▶ Exercise data:
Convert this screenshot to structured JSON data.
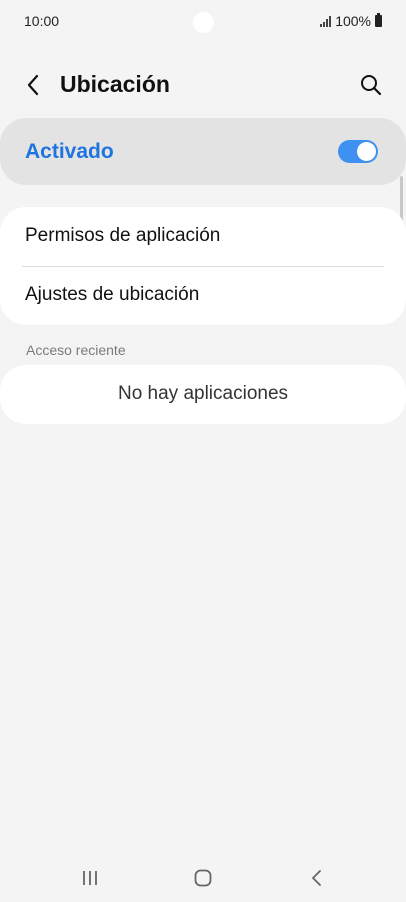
{
  "status_bar": {
    "time": "10:00",
    "battery": "100%",
    "icons": [
      "signal-icon",
      "battery-icon"
    ]
  },
  "header": {
    "title": "Ubicación",
    "back_icon": "chevron-left-icon",
    "search_icon": "search-icon"
  },
  "master_switch": {
    "label": "Activado",
    "state": true,
    "accent_color": "#1f74e0",
    "toggle_color": "#3e91f1"
  },
  "settings": {
    "items": [
      {
        "label": "Permisos de aplicación"
      },
      {
        "label": "Ajustes de ubicación"
      }
    ]
  },
  "recent": {
    "header": "Acceso reciente",
    "empty_text": "No hay aplicaciones"
  },
  "nav_bar": {
    "icons": [
      "recent-apps-icon",
      "home-icon",
      "back-icon"
    ]
  }
}
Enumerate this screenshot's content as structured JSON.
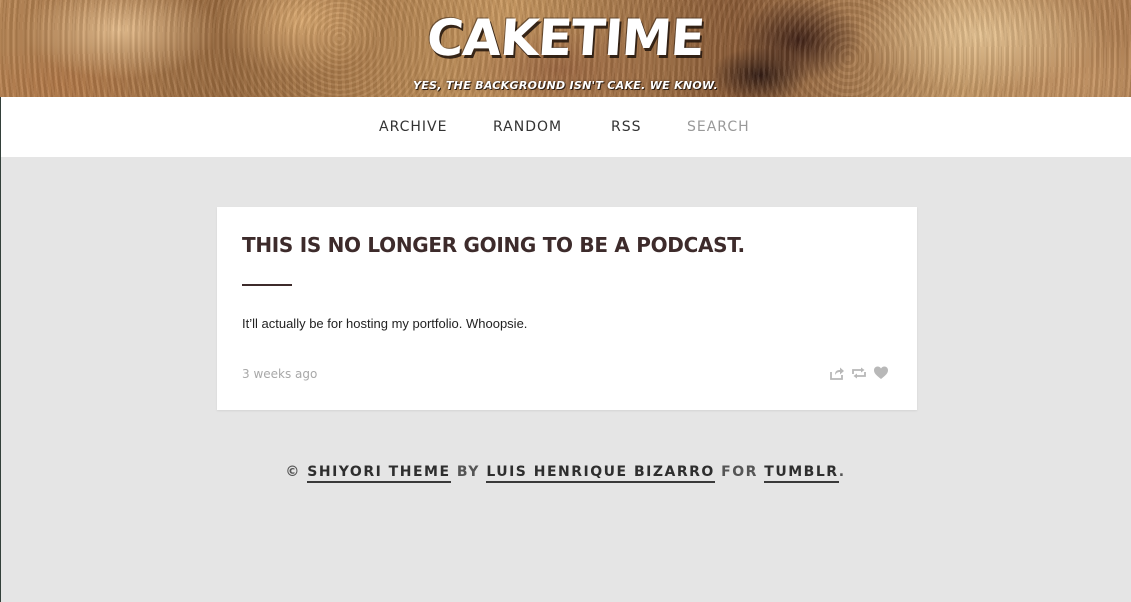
{
  "header": {
    "site_title": "CAKETIME",
    "tagline": "YES, THE BACKGROUND ISN'T CAKE. WE KNOW."
  },
  "nav": {
    "archive_label": "ARCHIVE",
    "random_label": "RANDOM",
    "rss_label": "RSS",
    "search_placeholder": "SEARCH"
  },
  "post": {
    "title": "THIS IS NO LONGER GOING TO BE A PODCAST.",
    "body": "It’ll actually be for hosting my portfolio.  Whoopsie.",
    "date": "3 weeks ago",
    "actions": {
      "share_icon": "share-icon",
      "reblog_icon": "reblog-icon",
      "like_icon": "heart-icon"
    }
  },
  "footer": {
    "copyright": "©",
    "theme_link": "SHIYORI THEME",
    "by": "BY",
    "author_link": "LUIS HENRIQUE BIZARRO",
    "for": "FOR",
    "platform_link": "TUMBLR",
    "end": "."
  },
  "colors": {
    "background": "#e5e5e5",
    "card": "#ffffff",
    "title": "#3d2b2b",
    "muted": "#a8a8a8",
    "nav_text": "#333333"
  }
}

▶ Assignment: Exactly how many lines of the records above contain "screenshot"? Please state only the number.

▶ Expected answer: 2